■ Provided information
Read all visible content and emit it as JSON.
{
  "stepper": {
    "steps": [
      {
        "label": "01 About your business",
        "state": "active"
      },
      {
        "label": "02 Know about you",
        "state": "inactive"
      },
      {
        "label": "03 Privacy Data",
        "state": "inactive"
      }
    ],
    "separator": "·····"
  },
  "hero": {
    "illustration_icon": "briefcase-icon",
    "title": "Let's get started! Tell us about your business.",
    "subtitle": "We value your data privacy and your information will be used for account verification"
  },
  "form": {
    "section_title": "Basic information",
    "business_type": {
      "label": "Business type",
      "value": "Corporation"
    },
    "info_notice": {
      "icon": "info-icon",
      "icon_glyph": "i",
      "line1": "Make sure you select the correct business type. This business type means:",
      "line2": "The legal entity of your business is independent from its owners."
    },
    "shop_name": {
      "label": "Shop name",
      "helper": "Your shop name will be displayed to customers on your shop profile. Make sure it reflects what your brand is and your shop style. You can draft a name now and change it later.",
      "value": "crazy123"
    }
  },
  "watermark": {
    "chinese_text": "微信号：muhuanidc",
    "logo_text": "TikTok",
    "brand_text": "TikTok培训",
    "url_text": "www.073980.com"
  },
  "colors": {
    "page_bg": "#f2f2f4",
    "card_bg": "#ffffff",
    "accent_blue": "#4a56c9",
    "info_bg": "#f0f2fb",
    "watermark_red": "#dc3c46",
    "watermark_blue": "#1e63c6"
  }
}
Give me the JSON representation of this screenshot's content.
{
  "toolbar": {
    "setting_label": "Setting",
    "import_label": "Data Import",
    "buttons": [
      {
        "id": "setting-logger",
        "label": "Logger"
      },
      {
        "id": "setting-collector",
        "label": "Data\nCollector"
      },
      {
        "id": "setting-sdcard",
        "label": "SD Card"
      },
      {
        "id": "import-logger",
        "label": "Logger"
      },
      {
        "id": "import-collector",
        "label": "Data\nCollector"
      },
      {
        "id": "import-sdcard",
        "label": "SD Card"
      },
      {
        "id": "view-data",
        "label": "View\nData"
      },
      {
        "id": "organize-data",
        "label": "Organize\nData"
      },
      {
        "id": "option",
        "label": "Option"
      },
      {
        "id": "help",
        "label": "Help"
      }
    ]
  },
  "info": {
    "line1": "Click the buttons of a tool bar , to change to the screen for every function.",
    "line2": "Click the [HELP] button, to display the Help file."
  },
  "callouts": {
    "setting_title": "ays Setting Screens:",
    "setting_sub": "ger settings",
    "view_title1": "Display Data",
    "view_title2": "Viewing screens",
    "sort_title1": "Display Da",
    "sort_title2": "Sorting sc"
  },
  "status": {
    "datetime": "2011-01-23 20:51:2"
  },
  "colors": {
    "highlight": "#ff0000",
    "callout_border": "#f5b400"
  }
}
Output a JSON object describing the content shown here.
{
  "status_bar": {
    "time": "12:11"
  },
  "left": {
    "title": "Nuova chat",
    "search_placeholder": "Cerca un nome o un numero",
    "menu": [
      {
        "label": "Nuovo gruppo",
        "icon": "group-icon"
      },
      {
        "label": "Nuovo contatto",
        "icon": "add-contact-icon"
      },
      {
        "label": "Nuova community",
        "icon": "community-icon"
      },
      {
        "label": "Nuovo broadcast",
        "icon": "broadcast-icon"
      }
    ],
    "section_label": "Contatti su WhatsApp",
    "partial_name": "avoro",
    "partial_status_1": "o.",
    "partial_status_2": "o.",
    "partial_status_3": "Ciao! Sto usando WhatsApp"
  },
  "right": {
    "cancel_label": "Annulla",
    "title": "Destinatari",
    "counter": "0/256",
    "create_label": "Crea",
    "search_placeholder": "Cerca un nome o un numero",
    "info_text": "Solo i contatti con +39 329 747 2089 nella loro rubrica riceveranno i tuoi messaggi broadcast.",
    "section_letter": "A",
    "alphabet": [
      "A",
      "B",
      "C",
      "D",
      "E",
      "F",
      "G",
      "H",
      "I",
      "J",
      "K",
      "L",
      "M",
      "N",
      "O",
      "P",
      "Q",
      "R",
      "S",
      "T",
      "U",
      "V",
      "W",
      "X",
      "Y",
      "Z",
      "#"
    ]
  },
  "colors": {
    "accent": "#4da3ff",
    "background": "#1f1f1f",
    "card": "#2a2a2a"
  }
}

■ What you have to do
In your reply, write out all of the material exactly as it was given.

■ Response area
Read all visible content and emit it as JSON.
{
  "stepper": {
    "steps": [
      {
        "label": "01 About your business",
        "state": "active"
      },
      {
        "label": "02 Know about you",
        "state": "inactive"
      },
      {
        "label": "03 Privacy Data",
        "state": "inactive"
      }
    ],
    "separator": "·····"
  },
  "hero": {
    "illustration_icon": "briefcase-icon",
    "title": "Let's get started! Tell us about your business.",
    "subtitle": "We value your data privacy and your information will be used for account verification"
  },
  "form": {
    "section_title": "Basic information",
    "business_type": {
      "label": "Business type",
      "value": "Corporation"
    },
    "info_notice": {
      "icon": "info-icon",
      "icon_glyph": "i",
      "line1": "Make sure you select the correct business type. This business type means:",
      "line2": "The legal entity of your business is independent from its owners."
    },
    "shop_name": {
      "label": "Shop name",
      "helper": "Your shop name will be displayed to customers on your shop profile. Make sure it reflects what your brand is and your shop style. You can draft a name now and change it later.",
      "value": "crazy123"
    }
  },
  "watermark": {
    "chinese_text": "微信号：muhuanidc",
    "logo_text": "TikTok",
    "brand_text": "TikTok培训",
    "url_text": "www.073980.com"
  },
  "colors": {
    "page_bg": "#f2f2f4",
    "card_bg": "#ffffff",
    "accent_blue": "#4a56c9",
    "info_bg": "#f0f2fb",
    "watermark_red": "#dc3c46",
    "watermark_blue": "#1e63c6"
  }
}
Give me the JSON representation of this screenshot's content.
{
  "toolbar": {
    "setting_label": "Setting",
    "import_label": "Data Import",
    "buttons": [
      {
        "id": "setting-logger",
        "label": "Logger"
      },
      {
        "id": "setting-collector",
        "label": "Data\nCollector"
      },
      {
        "id": "setting-sdcard",
        "label": "SD Card"
      },
      {
        "id": "import-logger",
        "label": "Logger"
      },
      {
        "id": "import-collector",
        "label": "Data\nCollector"
      },
      {
        "id": "import-sdcard",
        "label": "SD Card"
      },
      {
        "id": "view-data",
        "label": "View\nData"
      },
      {
        "id": "organize-data",
        "label": "Organize\nData"
      },
      {
        "id": "option",
        "label": "Option"
      },
      {
        "id": "help",
        "label": "Help"
      }
    ]
  },
  "info": {
    "line1": "Click the buttons of a tool bar , to change to the screen for every function.",
    "line2": "Click the [HELP] button, to display the Help file."
  },
  "callouts": {
    "setting_title": "ays Setting Screens:",
    "setting_sub": "ger settings",
    "view_title1": "Display Data",
    "view_title2": "Viewing screens",
    "sort_title1": "Display Da",
    "sort_title2": "Sorting sc"
  },
  "status": {
    "datetime": "2011-01-23 20:51:2"
  },
  "colors": {
    "highlight": "#ff0000",
    "callout_border": "#f5b400"
  }
}
Output a JSON object describing the content shown here.
{
  "status_bar": {
    "time": "12:11"
  },
  "left": {
    "title": "Nuova chat",
    "search_placeholder": "Cerca un nome o un numero",
    "menu": [
      {
        "label": "Nuovo gruppo",
        "icon": "group-icon"
      },
      {
        "label": "Nuovo contatto",
        "icon": "add-contact-icon"
      },
      {
        "label": "Nuova community",
        "icon": "community-icon"
      },
      {
        "label": "Nuovo broadcast",
        "icon": "broadcast-icon"
      }
    ],
    "section_label": "Contatti su WhatsApp",
    "partial_name": "avoro",
    "partial_status_1": "o.",
    "partial_status_2": "o.",
    "partial_status_3": "Ciao! Sto usando WhatsApp"
  },
  "right": {
    "cancel_label": "Annulla",
    "title": "Destinatari",
    "counter": "0/256",
    "create_label": "Crea",
    "search_placeholder": "Cerca un nome o un numero",
    "info_text": "Solo i contatti con +39 329 747 2089 nella loro rubrica riceveranno i tuoi messaggi broadcast.",
    "section_letter": "A",
    "alphabet": [
      "A",
      "B",
      "C",
      "D",
      "E",
      "F",
      "G",
      "H",
      "I",
      "J",
      "K",
      "L",
      "M",
      "N",
      "O",
      "P",
      "Q",
      "R",
      "S",
      "T",
      "U",
      "V",
      "W",
      "X",
      "Y",
      "Z",
      "#"
    ]
  },
  "colors": {
    "accent": "#4da3ff",
    "background": "#1f1f1f",
    "card": "#2a2a2a"
  }
}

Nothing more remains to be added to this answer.